Exercise details
Within the records below, how many lines hold the word "kind"? Only the number should be returned.

Data to examine
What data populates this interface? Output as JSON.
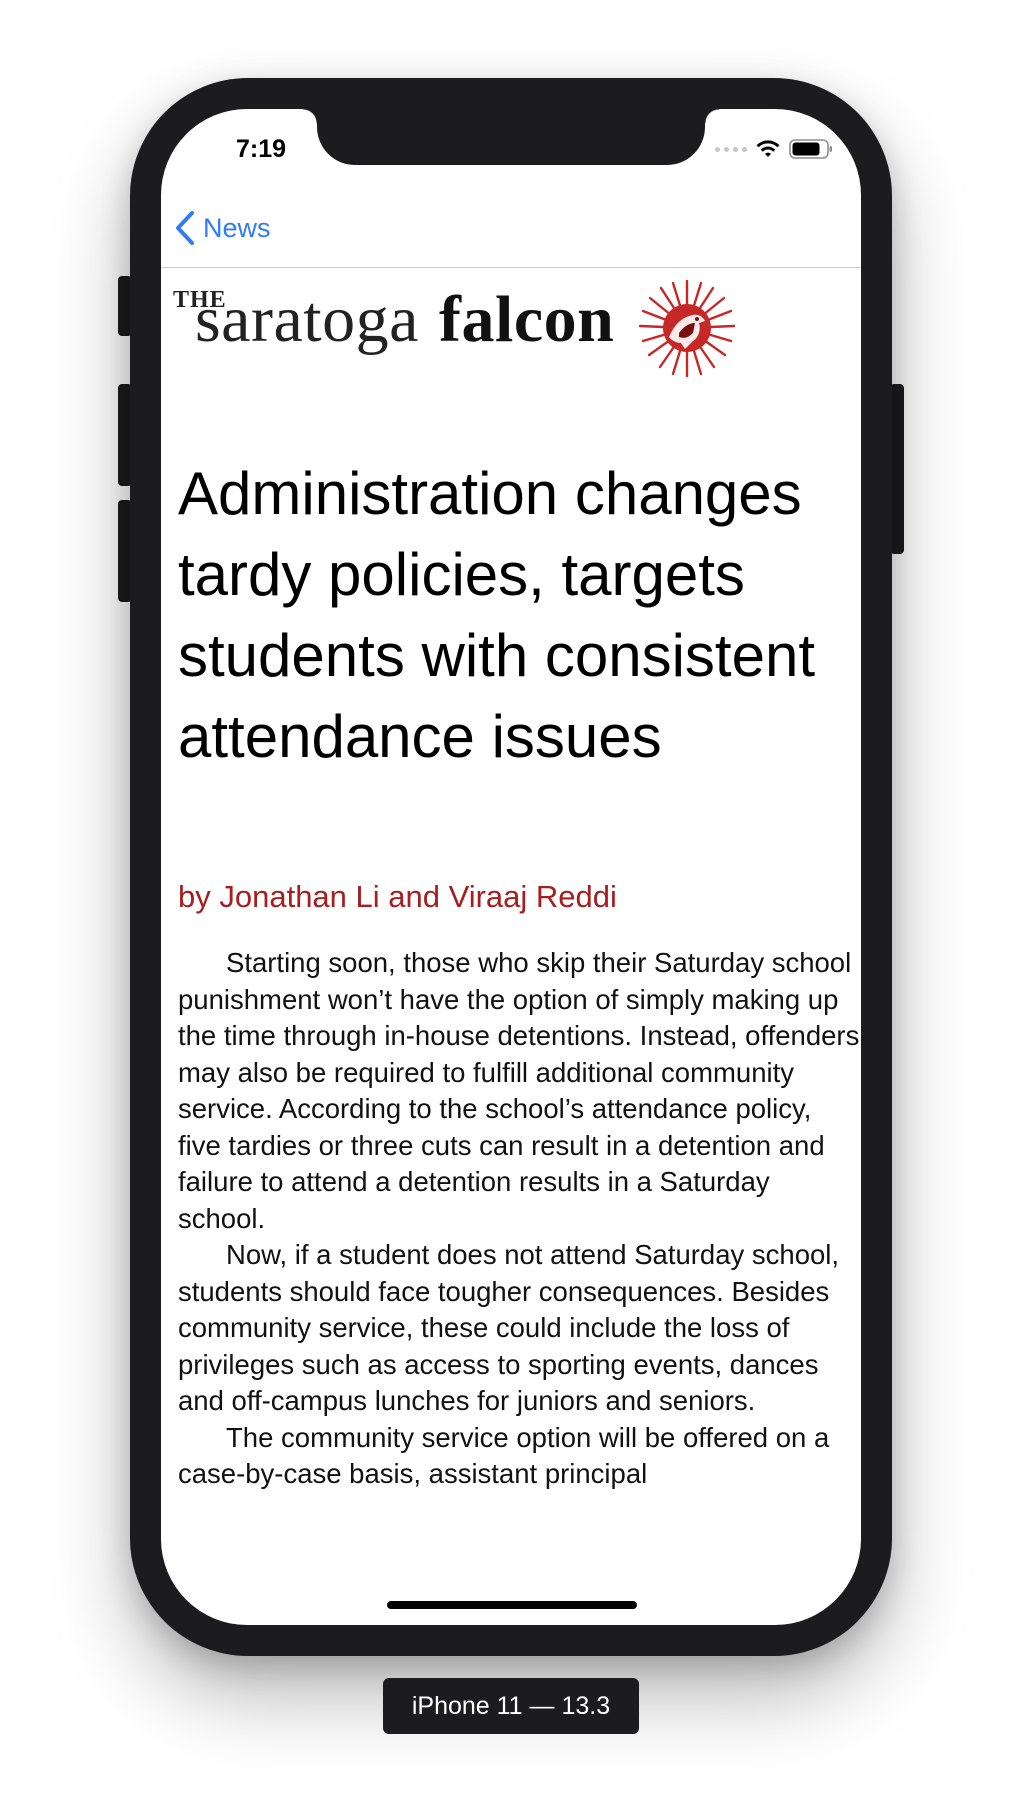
{
  "status_bar": {
    "time": "7:19",
    "icons": [
      "cellular-dots-icon",
      "wifi-icon",
      "battery-icon"
    ]
  },
  "navbar": {
    "back_icon": "chevron-left-icon",
    "back_label": "News"
  },
  "masthead": {
    "the": "THE",
    "saratoga": "saratoga",
    "falcon": "falcon",
    "emblem_icon": "falcon-emblem-icon"
  },
  "article": {
    "headline": "Administration changes tardy policies, targets students with consistent attendance issues",
    "byline": "by Jonathan Li and Viraaj Reddi",
    "paragraphs": [
      "Starting soon, those who skip their Saturday school  punishment won’t have the option of simply making up the time through in-house detentions. Instead, offenders may also be required to fulfill additional community service. According to the school’s attendance policy, five tardies or three cuts can result in a detention and failure to attend a detention results in a Saturday school.",
      "Now, if a student does not attend Saturday school, students should face tougher consequences. Besides community service, these could include the loss of privileges such as access to sporting events, dances and off-campus lunches for juniors and seniors.",
      "The community service option will be offered on a case-by-case basis, assistant principal"
    ]
  },
  "device_label": "iPhone 11 — 13.3",
  "colors": {
    "accent": "#2f7cf6",
    "byline": "#a61e1e",
    "device_frame": "#1c1c1e",
    "emblem": "#c62828"
  }
}
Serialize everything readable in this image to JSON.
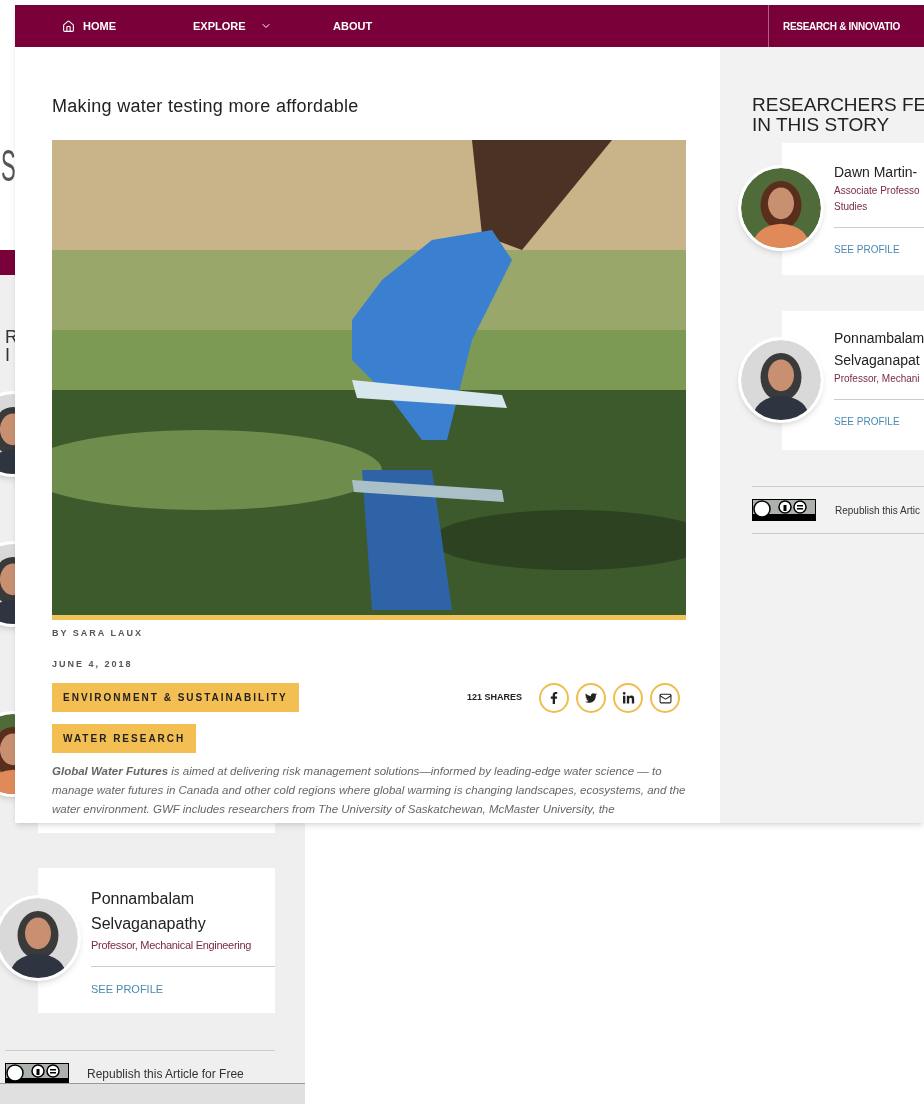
{
  "back_page": {
    "heading_fragment": "S",
    "sidebar_heading_fragments": [
      "R",
      "I"
    ],
    "researcher": {
      "name": "Ponnambalam Selvaganapathy",
      "title": "Professor, Mechanical Engineering",
      "link": "SEE PROFILE"
    },
    "republish": "Republish this Article for Free"
  },
  "nav": {
    "items": [
      {
        "label": "HOME",
        "kind": "home"
      },
      {
        "label": "EXPLORE",
        "kind": "dropdown"
      },
      {
        "label": "ABOUT",
        "kind": "plain"
      }
    ],
    "right_item": "RESEARCH & INNOVATIO"
  },
  "article": {
    "title": "Making water testing more affordable",
    "byline": "BY SARA LAUX",
    "date": "JUNE 4, 2018",
    "tags": [
      "ENVIRONMENT & SUSTAINABILITY",
      "WATER RESEARCH"
    ],
    "shares": "121 SHARES",
    "share_buttons": [
      {
        "kind": "facebook"
      },
      {
        "kind": "twitter"
      },
      {
        "kind": "linkedin"
      },
      {
        "kind": "email"
      }
    ],
    "body": "**Global Water Futures** is aimed at delivering risk management solutions—informed by leading-edge water science — to manage water futures in Canada and other cold regions where global warming is changing landscapes, ecosystems, and the water environment. GWF includes researchers from The University of Saskatchewan, McMaster University, the"
  },
  "sidebar": {
    "heading_lines": [
      "RESEARCHERS FE",
      "IN THIS STORY"
    ],
    "researchers": [
      {
        "name_lines": [
          "Dawn Martin-"
        ],
        "title_lines": [
          "Associate Professo",
          "Studies"
        ],
        "link": "SEE PROFILE"
      },
      {
        "name_lines": [
          "Ponnambalam",
          "Selvaganapat"
        ],
        "title_lines": [
          "Professor, Mechani"
        ],
        "link": "SEE PROFILE"
      }
    ],
    "republish": "Republish this Artic"
  }
}
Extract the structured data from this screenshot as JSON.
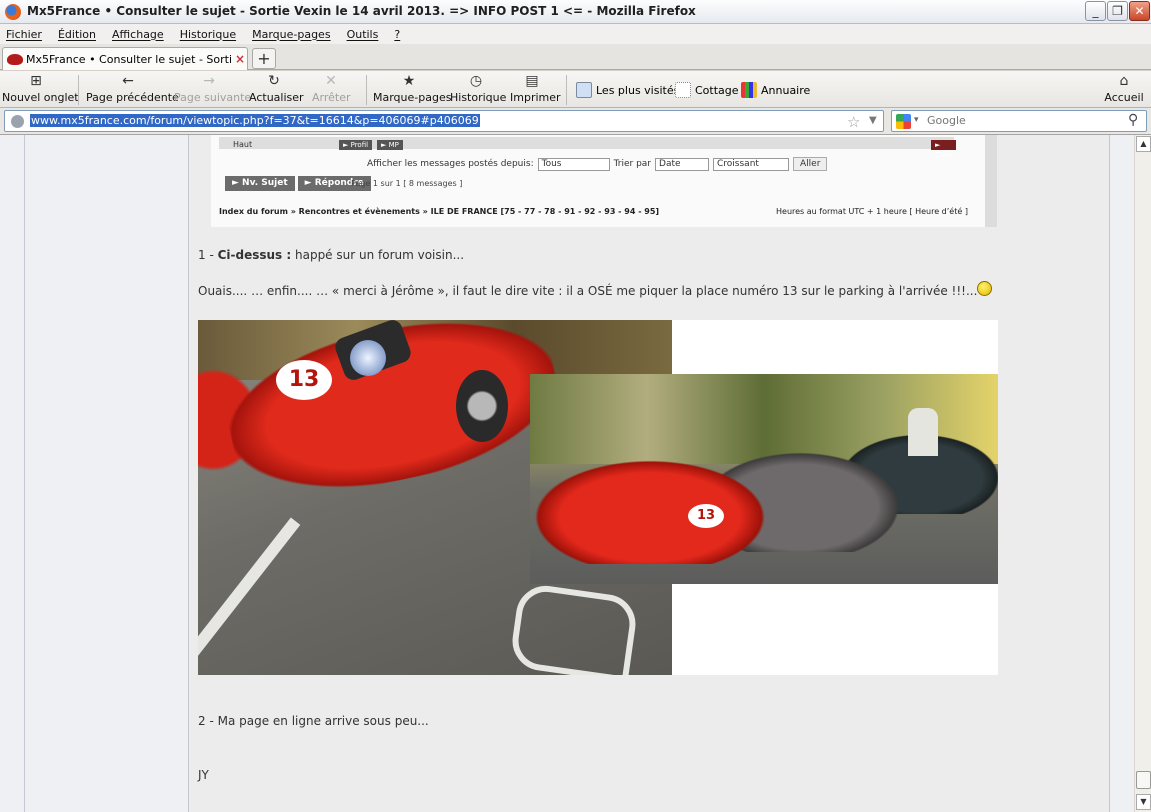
{
  "window": {
    "title": "Mx5France • Consulter le sujet - Sortie Vexin le 14 avril 2013. => INFO POST 1 <= - Mozilla Firefox",
    "min": "_",
    "max": "❐",
    "close": "✕"
  },
  "menu": [
    "Fichier",
    "Édition",
    "Affichage",
    "Historique",
    "Marque-pages",
    "Outils",
    "?"
  ],
  "tab": {
    "label": "Mx5France • Consulter le sujet - Sortie Vexi...",
    "close": "×",
    "new": "+"
  },
  "nav": {
    "new_tab": "Nouvel onglet",
    "back": "Page précédente",
    "forward": "Page suivante",
    "reload": "Actualiser",
    "stop": "Arrêter",
    "bookmarks": "Marque-pages",
    "history": "Historique",
    "print": "Imprimer",
    "home": "Accueil"
  },
  "bookmarks_bar": [
    "Les plus visités",
    "Cottage",
    "Annuaire"
  ],
  "url": "www.mx5france.com/forum/viewtopic.php?f=37&t=16614&p=406069#p406069",
  "search": {
    "placeholder": "Google"
  },
  "quoted_block": {
    "haut": "Haut",
    "profil": "► Profil",
    "mp": "► MP",
    "citer": "► Citer",
    "filter_label": "Afficher les messages postés depuis:",
    "filter_value": "Tous",
    "sort_label": "Trier par",
    "sort_value": "Date",
    "order_value": "Croissant",
    "go": "Aller",
    "new_topic": "► Nv. Sujet",
    "reply": "► Répondre",
    "pages": "Page 1 sur 1   [ 8 messages ]",
    "breadcrumb": "Index du forum » Rencontres et évènements » ILE DE FRANCE [75 - 77 - 78 - 91 - 92 - 93 - 94 - 95]",
    "timezone": "Heures au format UTC + 1 heure [ Heure d’été ]"
  },
  "post": {
    "line1_prefix": "1 - ",
    "line1_bold": "Ci-dessus :",
    "line1_rest": " happé sur un forum voisin...",
    "line2": "Ouais.... … enfin.... … « merci à Jérôme », il faut le dire vite : il a OSÉ me piquer la place numéro 13 sur le parking à l'arrivée !!!...",
    "roundel_number": "13",
    "line3": "2 - Ma page en ligne arrive sous peu...",
    "signature": "JY"
  },
  "scrollbar": {
    "up": "▲",
    "down": "▼"
  }
}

Problem solution
7